- Pull the crown out two clicks (don’t stop at the first click), then push it back in. The second hand should stop at 12:00.
- Press the button located at 4:00 on the side of the case. Pressing the hand for 2 seconds will advance the seconds hand, it will advance the time by one minute.
- When the desired time is reached, pull the crown out two clicks then push it back in.
Note: The hands cannot be set via the crown. Also, the time cannot be set backwards.
Radio Signal Reception:
According to Seiko documentation, the radio signal reception can be received in Japan, USA, China, and Germany. If have a 1B21 in a location other than those countries, please comment with your experience below. From the Seiko documentation:
“Radio signal reception function / radio signal transmitting station: Japan (2 stations), China, U.S.A. and Germany. Automatic reception (before 2:00 a.m. and 4:00 a.m.) *It varies depending on the radio signal receiving condition. *After radio signal reception, the watch will start to work depending on the quartz movement until the next reception. *Manual reception is available.”
Depending on the country, the range of reception is about 1,000km/621 miles from each station (for Japan and Germany), and about 1,500km/932 miles for USA and China.
The antenna in your watch is located at 8:00, therefore, you will get the best results when that side of the watch is facing in the transmitting station’s direction. It is best to not move the watch when it is receiving transmission.
What are the letters on the dial?
The dial of a 1B21 watch will have small letters at 2, 4, 8, and 10:00:
- Y (2:00) – Successful reception
- N (4:00) – Failed reception, not receiving radio signals
- L (8:00) – Low reception quality
- H (10:00) – High reception quality
A second set of letters indicates the transmitting station:
- D (1 second position) – Germany (DCF77) / PTB
- J (9 seconds position) – Japan (JJY) / NICT
- B (8 seconds position) – China (BCP) / NTSC
- W (53 seconds position) – USA (WWVB) / NIST
Manual Radio Signal Reception:
- Make sure you are in a location that is within range of the transmission station.
- Make sure the 8:00 side of the watch is facing that station.
- Press the button (located at 4:00 on the side of the case) for 3 seconds and release when the seconds hand move to the 12:00 position. This indicates that a reception attempt is being made.
- It can take up to 12 minutes to receive the radio signal.
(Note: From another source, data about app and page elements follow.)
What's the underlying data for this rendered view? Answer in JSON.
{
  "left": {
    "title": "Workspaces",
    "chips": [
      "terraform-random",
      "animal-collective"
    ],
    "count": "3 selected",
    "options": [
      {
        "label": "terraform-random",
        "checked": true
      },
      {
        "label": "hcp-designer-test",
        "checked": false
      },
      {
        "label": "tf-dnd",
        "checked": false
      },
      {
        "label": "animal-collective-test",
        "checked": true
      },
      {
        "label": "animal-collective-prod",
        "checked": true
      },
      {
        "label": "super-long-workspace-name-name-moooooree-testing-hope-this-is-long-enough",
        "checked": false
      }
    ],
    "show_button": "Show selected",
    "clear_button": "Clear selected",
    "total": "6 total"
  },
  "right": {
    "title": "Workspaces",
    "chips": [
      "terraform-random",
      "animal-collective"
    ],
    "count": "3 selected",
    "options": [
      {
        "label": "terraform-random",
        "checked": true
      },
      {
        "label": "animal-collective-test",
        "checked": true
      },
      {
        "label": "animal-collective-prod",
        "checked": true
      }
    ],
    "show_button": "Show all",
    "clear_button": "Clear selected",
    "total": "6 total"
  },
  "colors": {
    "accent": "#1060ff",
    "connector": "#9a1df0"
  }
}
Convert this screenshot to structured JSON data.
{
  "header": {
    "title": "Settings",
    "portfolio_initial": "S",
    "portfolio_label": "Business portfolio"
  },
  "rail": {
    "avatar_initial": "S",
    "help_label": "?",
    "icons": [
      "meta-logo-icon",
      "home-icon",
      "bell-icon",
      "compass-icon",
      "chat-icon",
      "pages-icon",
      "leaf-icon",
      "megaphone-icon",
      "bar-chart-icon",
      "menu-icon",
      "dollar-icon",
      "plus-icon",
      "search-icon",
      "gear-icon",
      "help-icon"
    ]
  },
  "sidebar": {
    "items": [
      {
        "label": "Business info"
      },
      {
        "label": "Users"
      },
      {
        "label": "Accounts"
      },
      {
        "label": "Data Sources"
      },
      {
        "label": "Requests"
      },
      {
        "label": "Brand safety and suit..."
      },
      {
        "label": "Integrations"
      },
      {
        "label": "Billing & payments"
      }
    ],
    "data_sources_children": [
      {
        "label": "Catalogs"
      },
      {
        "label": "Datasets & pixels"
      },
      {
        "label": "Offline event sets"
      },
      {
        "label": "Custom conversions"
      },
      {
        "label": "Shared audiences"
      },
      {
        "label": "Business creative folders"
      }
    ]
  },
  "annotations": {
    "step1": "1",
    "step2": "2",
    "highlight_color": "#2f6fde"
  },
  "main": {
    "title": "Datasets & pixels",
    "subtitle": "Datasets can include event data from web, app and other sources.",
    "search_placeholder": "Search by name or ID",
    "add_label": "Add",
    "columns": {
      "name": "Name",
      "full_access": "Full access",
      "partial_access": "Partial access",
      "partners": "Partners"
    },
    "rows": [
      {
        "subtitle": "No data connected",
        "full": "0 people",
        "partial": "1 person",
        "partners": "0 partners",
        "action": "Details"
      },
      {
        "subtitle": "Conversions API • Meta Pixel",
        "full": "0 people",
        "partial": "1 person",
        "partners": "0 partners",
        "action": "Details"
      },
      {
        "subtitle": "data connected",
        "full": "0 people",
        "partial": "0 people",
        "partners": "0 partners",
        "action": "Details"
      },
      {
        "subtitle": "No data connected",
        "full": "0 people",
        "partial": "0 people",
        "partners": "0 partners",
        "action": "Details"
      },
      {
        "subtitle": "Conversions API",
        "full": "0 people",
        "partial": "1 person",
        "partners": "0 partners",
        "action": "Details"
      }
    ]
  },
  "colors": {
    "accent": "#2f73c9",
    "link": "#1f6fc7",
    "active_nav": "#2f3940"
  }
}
The quality of reception will be indicated with the second hand pointing to the corresponding letter on the dial (see above).
- When the transmission is complete, the seconds hand will begin ticking in one second intervals again. If the transmission failed, the second hand will point to N on the dial.
Seiko does not provide replacement battery information for this caliber. It appears that they do not provide the part or have a part number either, it is listed as: “No supply of a rechargeable battery unit.” Interestingly, their service docs also include the following notation:
“Radiowave controlled watches are serviced only by the service center which is equipped with a shield room and time signal generators.”
This means that caliber 1B21 watches cannot be serviced in USA or anywhere else except for Japan. If you have successfully changed your own capacitor/battery, or if you have sent your 1BXX powered watch to Seiko for service, please comment below.
Do not attempt to retrofit a regular battery into this caliber.
Caliber 1B21 VS 1B22:
There is a similar caliber 1B22 with the main difference being that the 1B21 is a 3-hander no-date and the 1B22 has a date at 3:00.
Pros and Cons:
- It’s fun to have a radio controlled watch in the collection
- If you can keep it charged, you don’t need to worry about battery replacement for a while.
- Automatically sets the time for you if you are within range of a transmission station
- It’s a hassle to set the time manually!
- It takes a long time to charge.
- It needs to go back to Japan for proper service of a new capacitor/battery, no parts available.